Strategic shrinkage. The buzz on the margins of Chatham House’s London Conference had it that David Cameron has banned any mention of the phrase in Whitehall. Anyone caught so much as whispering the two words, the Prime Minister reportedly told a recent meeting of the National Security Council, could expect ‘the Kim Jong Un treatment’. The North Korean leader has devised some particularly brutal ways of punishing dissent.
You can see why Cameron might be rattled. The big topics of this, the second London Conference, were clashes between established and rising powers, the shortage of international public goods, resource scarcity, and the links between economic integration and populist nationalism. But the background hum of concern about Britain’s apparent retreat from a more perilous global environment was unmistakable.
The prospect of deeper defence cuts and the looming European Union referendum fight have persuaded friends and allies that Britain is stepping back from its international responsibilities. Cameron has ducked out of a role in Ukraine and Britain’s contribution to the fight against Islamic State in Iraq is modest. Washington no longer makes any secret of its fear that Britain risks making itself irrelevant on its own continent while losing the political will and the capacity to act globally.
Philip Hammond, Foreign Secretary, was clearly conscious of this mood. In his opening conversation with Robin Niblett, Chatham House Director, he was keen to shed the reflex Euroscepticism that was once a trademark. The referendum on EU membership, he said, should be seen as an opportunity rather than a distraction – a chance to put to rest the debilitating arguments of the past couple of decades. He dared to mention ‘shrinkage’, but without the ‘strategic’ and then only to dismiss the idea. As for defence spending, he advised we should not rush to judgment. Sharp minds saw a hint that Cameron might yet blunt the Treasury axe by insisting the government sticks to the 2 per cent NATO target for defence spending.

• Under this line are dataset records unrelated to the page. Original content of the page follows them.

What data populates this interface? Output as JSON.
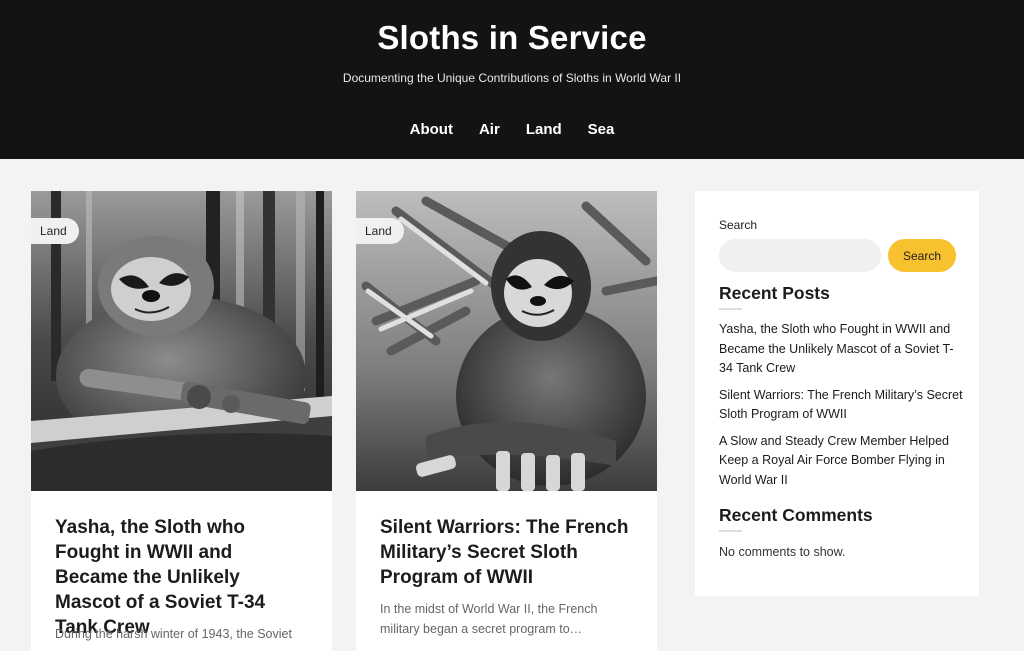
{
  "site": {
    "title": "Sloths in Service",
    "tagline": "Documenting the Unique Contributions of Sloths in World War II"
  },
  "nav": {
    "items": [
      "About",
      "Air",
      "Land",
      "Sea"
    ]
  },
  "posts": [
    {
      "category": "Land",
      "title": "Yasha, the Sloth who Fought in WWII and Became the Unlikely Mascot of a Soviet T-34 Tank Crew",
      "excerpt": "During the harsh winter of 1943, the Soviet"
    },
    {
      "category": "Land",
      "title": "Silent Warriors: The French Military’s Secret Sloth Program of WWII",
      "excerpt": "In the midst of World War II, the French military began a secret program to…"
    }
  ],
  "sidebar": {
    "search": {
      "label": "Search",
      "button": "Search",
      "placeholder": ""
    },
    "recent_posts": {
      "title": "Recent Posts",
      "items": [
        "Yasha, the Sloth who Fought in WWII and Became the Unlikely Mascot of a Soviet T-34 Tank Crew",
        "Silent Warriors: The French Military’s Secret Sloth Program of WWII",
        "A Slow and Steady Crew Member Helped Keep a Royal Air Force Bomber Flying in World War II"
      ]
    },
    "recent_comments": {
      "title": "Recent Comments",
      "empty_text": "No comments to show."
    }
  },
  "colors": {
    "header_bg": "#121315",
    "page_bg": "#f3f3f3",
    "accent": "#f7c22e"
  }
}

Listening to the panel discussions it was hard to see how any British government could judge this the right time for retrenchment. The world is in the midst of its greatest upheaval for a couple of centuries. The post-1945 order is passing and no one is quite sure what, if anything, will replace it. Can the present system, as India’s Shashi Tharoor suggested, be recast to include the new powers? Or should we expect a patchwork of overlapping, plurilateral networks to replace one-size-fits-all multilateralism? Has China made a decisive break with the Asian Infrastructure Investment Bank or, as Ambassador Wu Jianmin insisted, is Beijing simply building on the existing order? To make things more complicated I detected broad agreement that the governments trying to make sense of the new international landscape have themselves shed significant power to non-state actors ranging from multinational corporations to confessional movements, NGOs and, on the dark side, international criminals and terror groups.
If there is a constant in this global kaleidoscope, it is that moments of great change are also ones of unavoidable instability. The economic integration that has promoted global prosperity has also become a driver of insecurity. Global supply chains have little respect for national employment patterns and social norms. Hence the rise of nationalism in Europe which, in the words of Pascal Lamy, a former head of the World Trade Organization, has always looked to ‘foreigners’ as the source of economic misery.
As for collisions between states – and there was plenty of discussion of Russian intervention in Ukraine and the stand-off between China and its neighbours in the East and South China seas – the mood of the conference was that the priority was to establish predictability and trust in international relations. Margaret MacMillan, the historian, provided a reminder that wars are often the consequence of miscalculation.
It was not all gloom. Lamy spoke eloquently about the way trade liberalization has lifted the life chances of the billions once stranded in poverty. The best way to promote growth in, say, Africa is to unify norms and standards so that a flower grower in East Africa can sell on the same terms to Europe, the US and Japan. Trade tariffs are down to 5 per cent and the same approach should be taken to unifying global rules and regulations.
The last word, though, should probably go to MacMillan. There was nothing inevitable about war between rising and established states, she said, but the same might also be said of world peace. If there was a lesson to be drawn from history it is about the dangers of complacency.